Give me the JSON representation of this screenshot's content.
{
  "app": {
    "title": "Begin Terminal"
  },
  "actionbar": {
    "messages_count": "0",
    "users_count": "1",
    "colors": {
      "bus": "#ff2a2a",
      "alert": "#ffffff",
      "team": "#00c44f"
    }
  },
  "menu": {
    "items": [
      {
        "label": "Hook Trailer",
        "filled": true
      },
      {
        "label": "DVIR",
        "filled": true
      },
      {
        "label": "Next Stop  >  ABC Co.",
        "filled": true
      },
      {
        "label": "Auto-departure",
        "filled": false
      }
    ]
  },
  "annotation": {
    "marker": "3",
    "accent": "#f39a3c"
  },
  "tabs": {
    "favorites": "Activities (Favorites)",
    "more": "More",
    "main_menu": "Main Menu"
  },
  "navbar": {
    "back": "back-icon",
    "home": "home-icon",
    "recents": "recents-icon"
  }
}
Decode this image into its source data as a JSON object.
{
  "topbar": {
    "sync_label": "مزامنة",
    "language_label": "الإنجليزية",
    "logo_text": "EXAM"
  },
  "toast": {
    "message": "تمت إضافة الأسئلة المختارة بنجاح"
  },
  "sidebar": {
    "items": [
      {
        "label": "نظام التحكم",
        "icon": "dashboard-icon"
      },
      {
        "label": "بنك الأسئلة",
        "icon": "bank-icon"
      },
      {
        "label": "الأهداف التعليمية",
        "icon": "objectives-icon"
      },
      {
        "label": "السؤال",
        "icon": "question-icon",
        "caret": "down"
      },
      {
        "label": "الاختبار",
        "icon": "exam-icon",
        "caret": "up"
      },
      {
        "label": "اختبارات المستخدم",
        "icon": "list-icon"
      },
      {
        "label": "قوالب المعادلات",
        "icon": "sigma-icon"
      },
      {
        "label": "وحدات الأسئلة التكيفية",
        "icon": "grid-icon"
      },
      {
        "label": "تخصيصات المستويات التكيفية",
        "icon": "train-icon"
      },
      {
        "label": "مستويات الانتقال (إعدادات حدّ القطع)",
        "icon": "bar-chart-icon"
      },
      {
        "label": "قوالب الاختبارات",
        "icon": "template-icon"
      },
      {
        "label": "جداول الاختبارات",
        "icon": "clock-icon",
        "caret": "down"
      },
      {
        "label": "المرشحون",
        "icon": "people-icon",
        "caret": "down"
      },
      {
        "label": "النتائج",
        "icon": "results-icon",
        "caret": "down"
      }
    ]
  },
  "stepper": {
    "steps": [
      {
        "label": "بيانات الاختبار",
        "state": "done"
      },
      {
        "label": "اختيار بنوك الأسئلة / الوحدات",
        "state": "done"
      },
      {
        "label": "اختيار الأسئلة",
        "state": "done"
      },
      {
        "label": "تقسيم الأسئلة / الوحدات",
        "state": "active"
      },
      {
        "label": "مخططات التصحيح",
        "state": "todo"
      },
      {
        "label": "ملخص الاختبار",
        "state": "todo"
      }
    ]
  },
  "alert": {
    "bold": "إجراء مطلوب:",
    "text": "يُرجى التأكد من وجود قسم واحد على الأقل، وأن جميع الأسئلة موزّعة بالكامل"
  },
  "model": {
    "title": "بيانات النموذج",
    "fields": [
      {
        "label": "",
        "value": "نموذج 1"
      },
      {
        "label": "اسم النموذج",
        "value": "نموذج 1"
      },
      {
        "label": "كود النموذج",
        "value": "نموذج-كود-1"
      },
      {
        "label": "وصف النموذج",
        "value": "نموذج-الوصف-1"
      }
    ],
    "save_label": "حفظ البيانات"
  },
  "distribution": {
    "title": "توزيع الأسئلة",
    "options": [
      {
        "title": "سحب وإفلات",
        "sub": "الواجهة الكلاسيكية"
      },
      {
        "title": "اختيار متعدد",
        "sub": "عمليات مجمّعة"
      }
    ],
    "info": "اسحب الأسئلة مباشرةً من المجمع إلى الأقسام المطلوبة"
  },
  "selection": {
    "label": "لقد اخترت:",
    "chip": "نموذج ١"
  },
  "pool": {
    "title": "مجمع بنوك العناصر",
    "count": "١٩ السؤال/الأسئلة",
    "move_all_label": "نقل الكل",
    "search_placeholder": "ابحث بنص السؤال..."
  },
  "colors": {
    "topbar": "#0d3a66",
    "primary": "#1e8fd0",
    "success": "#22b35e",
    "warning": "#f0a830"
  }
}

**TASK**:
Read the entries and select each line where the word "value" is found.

**RESPONSE TO THE EXERCISE**:
        "value": "نموذج 1"
        "value": "نموذج 1"
        "value": "نموذج-كود-1"
        "value": "نموذج-الوصف-1"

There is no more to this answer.